• **WORK INSTRUCTIONS**
Retype the entries exactly, keeping every line intact.

• **SUPPLIED RECORDS**
------------------------------------------------

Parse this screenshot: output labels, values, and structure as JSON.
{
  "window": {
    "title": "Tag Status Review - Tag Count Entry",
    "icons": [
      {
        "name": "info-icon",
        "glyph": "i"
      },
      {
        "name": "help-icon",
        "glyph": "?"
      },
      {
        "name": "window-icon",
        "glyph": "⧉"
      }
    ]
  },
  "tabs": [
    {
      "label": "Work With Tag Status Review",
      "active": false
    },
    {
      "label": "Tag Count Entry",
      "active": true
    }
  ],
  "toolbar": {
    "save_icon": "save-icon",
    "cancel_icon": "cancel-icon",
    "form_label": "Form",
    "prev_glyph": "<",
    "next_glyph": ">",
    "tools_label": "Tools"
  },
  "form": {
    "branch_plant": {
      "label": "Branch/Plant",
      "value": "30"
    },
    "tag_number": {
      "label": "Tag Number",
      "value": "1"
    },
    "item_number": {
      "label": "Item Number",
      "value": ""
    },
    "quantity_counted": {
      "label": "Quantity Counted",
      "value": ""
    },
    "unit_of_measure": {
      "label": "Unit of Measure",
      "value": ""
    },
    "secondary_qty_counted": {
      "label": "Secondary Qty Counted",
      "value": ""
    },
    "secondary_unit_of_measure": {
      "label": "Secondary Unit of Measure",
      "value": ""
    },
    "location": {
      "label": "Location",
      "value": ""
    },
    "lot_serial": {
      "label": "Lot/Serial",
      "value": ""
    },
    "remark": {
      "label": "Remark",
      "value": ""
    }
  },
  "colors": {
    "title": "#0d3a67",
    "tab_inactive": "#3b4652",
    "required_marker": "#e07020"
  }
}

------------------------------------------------

• **SOLUTION FOR THIS PROBLEM**
Parse this screenshot: output labels, values, and structure as JSON.
{
  "window": {
    "title": "Tag Status Review - Tag Count Entry",
    "icons": [
      {
        "name": "info-icon",
        "glyph": "i"
      },
      {
        "name": "help-icon",
        "glyph": "?"
      },
      {
        "name": "window-icon",
        "glyph": "⧉"
      }
    ]
  },
  "tabs": [
    {
      "label": "Work With Tag Status Review",
      "active": false
    },
    {
      "label": "Tag Count Entry",
      "active": true
    }
  ],
  "toolbar": {
    "save_icon": "save-icon",
    "cancel_icon": "cancel-icon",
    "form_label": "Form",
    "prev_glyph": "<",
    "next_glyph": ">",
    "tools_label": "Tools"
  },
  "form": {
    "branch_plant": {
      "label": "Branch/Plant",
      "value": "30"
    },
    "tag_number": {
      "label": "Tag Number",
      "value": "1"
    },
    "item_number": {
      "label": "Item Number",
      "value": ""
    },
    "quantity_counted": {
      "label": "Quantity Counted",
      "value": ""
    },
    "unit_of_measure": {
      "label": "Unit of Measure",
      "value": ""
    },
    "secondary_qty_counted": {
      "label": "Secondary Qty Counted",
      "value": ""
    },
    "secondary_unit_of_measure": {
      "label": "Secondary Unit of Measure",
      "value": ""
    },
    "location": {
      "label": "Location",
      "value": ""
    },
    "lot_serial": {
      "label": "Lot/Serial",
      "value": ""
    },
    "remark": {
      "label": "Remark",
      "value": ""
    }
  },
  "colors": {
    "title": "#0d3a67",
    "tab_inactive": "#3b4652",
    "required_marker": "#e07020"
  }
}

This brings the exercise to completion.